Kieran Trippier edges Kyle Walker at right wing-back because of his excellent delivery from wide areas while Danny Rose gets the nod on the opposite flank. Eric Dier is the anchor in midfield alongside the ball-playing Winks, who has proven himself capable against top level opposition in the Champions League.
Harry Kane is my striker but picking those behind him is tricky. Rashford is certainly an option, Adam Lallana, too. But I’ve gone for Alli and Sterling in the belief their pace, guile and work-rate would unlock defences.
The likes of Rashford, Jamie Vardy and perhaps Ruben Loftus-Cheek could be introduced if chasing a game.
Playing 3-4-2-1 gives the full-backs more freedom to attack. Walker and Rose could be two of England’s most dangerous weapons, so you want them to push forward.
Winks is developing into a top-class holding midfielder and should be pushing for the start, his ability to spray the ball wide will be crucial.
Sterling has been a revelation for Pep Guardiola, why not harness that talent and not push him out wide?
Let him partner with Alli just behind Kane. All three can swap positions and use their intelligence and movement to create chances.
None of the England goalkeepers convince me, but I’m not sure Hart deserves to be No.1 anymore so I’ve gone for Pickford in goal.
I wanted to go with three at the back, but I couldn’t find a way of fitting in the front line I wanted. If England start with Kane, Sterling, Alli and Rashford, it will scare most opponents.
Winks would be a gamble, but his performance at the Bernabéu showed he can do it on the biggest stage, and I think Dier would add solidity alongside him.

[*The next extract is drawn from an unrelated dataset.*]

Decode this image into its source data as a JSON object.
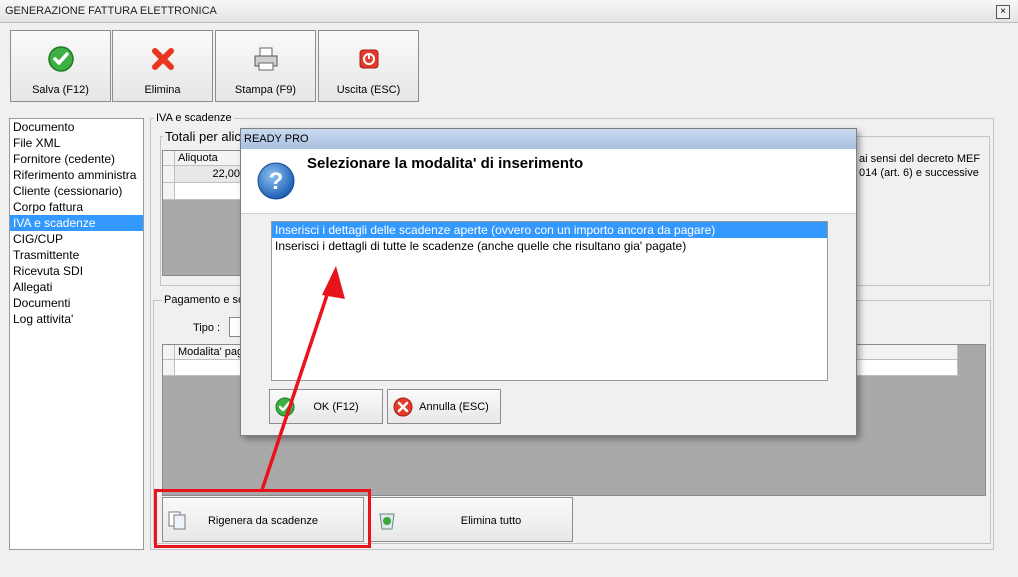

At the back, Cahill’s experience is needed for me, and Stones is the best centre-back in England at the moment. If Rose can find the form of last season, there’s no one better than him, while Walker is above Kieran Trippier at the moment in my opinion.

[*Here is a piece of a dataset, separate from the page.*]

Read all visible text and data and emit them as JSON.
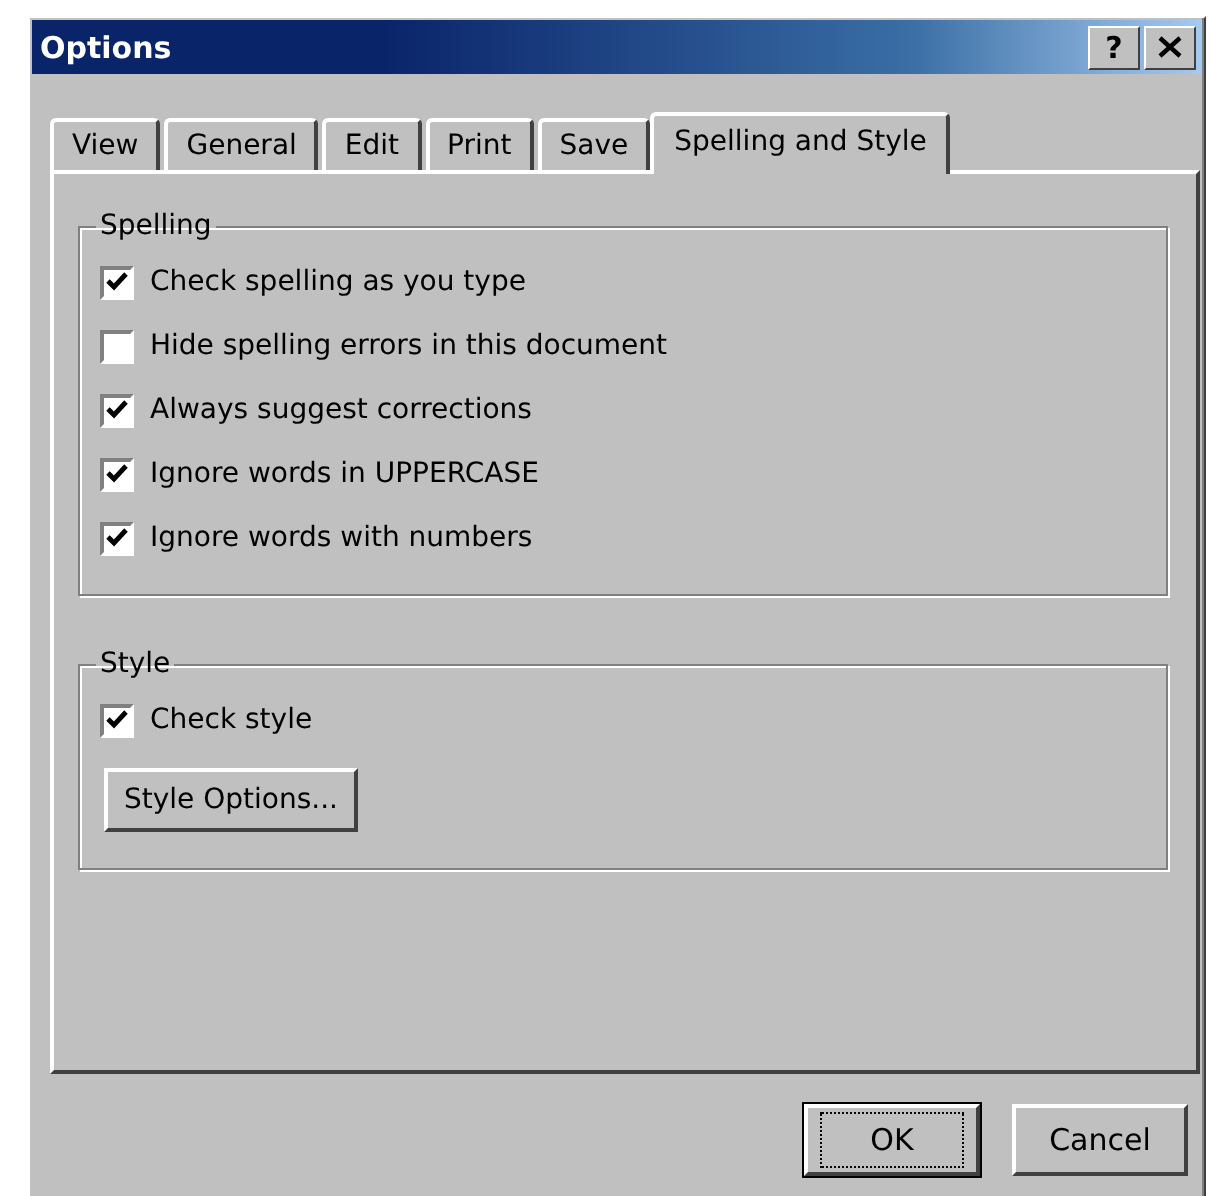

Southgate has shown himself to be slightly more experimental than most people thought since taking the England job. He’s been brave with his selections and his tactical decisions, and I think he should seriously consider a back three for Russia.
Hart has been shaky, so Pickford should be the No.1. In front of him, Stones should be the heart of the defence, occasionally stepping forward with the ball. To allow him this freedom, I’d have Dier and Maguire – two players who combine physical strength with technical ability – on either side of him.

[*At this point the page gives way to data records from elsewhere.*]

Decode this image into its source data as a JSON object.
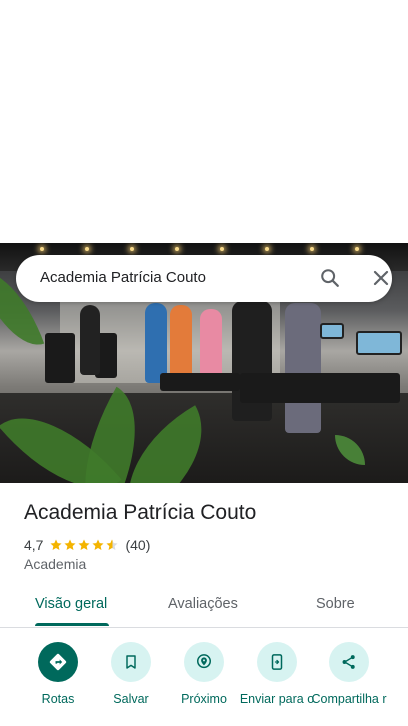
{
  "search": {
    "query": "Academia Patrícia Couto"
  },
  "place": {
    "title": "Academia Patrícia Couto",
    "rating": "4,7",
    "rating_value": 4.7,
    "reviews_count": "(40)",
    "category": "Academia"
  },
  "tabs": [
    {
      "label": "Visão geral",
      "active": true
    },
    {
      "label": "Avaliações",
      "active": false
    },
    {
      "label": "Sobre",
      "active": false
    }
  ],
  "actions": [
    {
      "label": "Rotas",
      "icon": "directions-icon"
    },
    {
      "label": "Salvar",
      "icon": "bookmark-icon"
    },
    {
      "label": "Próximo",
      "icon": "nearby-icon"
    },
    {
      "label": "Enviar para o",
      "icon": "send-to-phone-icon"
    },
    {
      "label": "Compartilha r",
      "icon": "share-icon"
    }
  ],
  "colors": {
    "accent": "#00695c",
    "action_bg": "#d7f3f1",
    "star": "#f4b400"
  }
}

Walker and Ryan Bertrand look to be the most incisive options as wing-backs. However, central midfield is a bit of a problem area. I don’t think England have enough quality to go for a three, so I’ll settle on a duet of Winks and Fabian Delph.
Up front, I’d pair the speed of Sterling with the intelligence of Alli behind Kane, who must lead the line on his own next summer.
Between the sticks, it was a toss-up between Butland and Pickford. Both are impressive young custodians, and while I plumped for the former, I could easily be persuaded to revise that decision on the evidence of form over the rest of the season.
At the back, I’ve gone with a three. I’ve been impressed with Dier when he’s been used as a middle centre-back for Tottenham Hotspur this term, sweeping up behind two ball-players, so that’s what I’ve attempted to recreate with Maguire and Stones given license to step out with the ball when appropriate.
I’m not great fan of Henderson, if I’m honest. I’ve been very impressed with Winks, but feel partnering him with Chalobah might be too much for their current experience levels, so the Liverpool man gets the nod (for now).
Up top, there’s no questioning Kane’s credentials, and Sterling is a man transformed under Guardiola.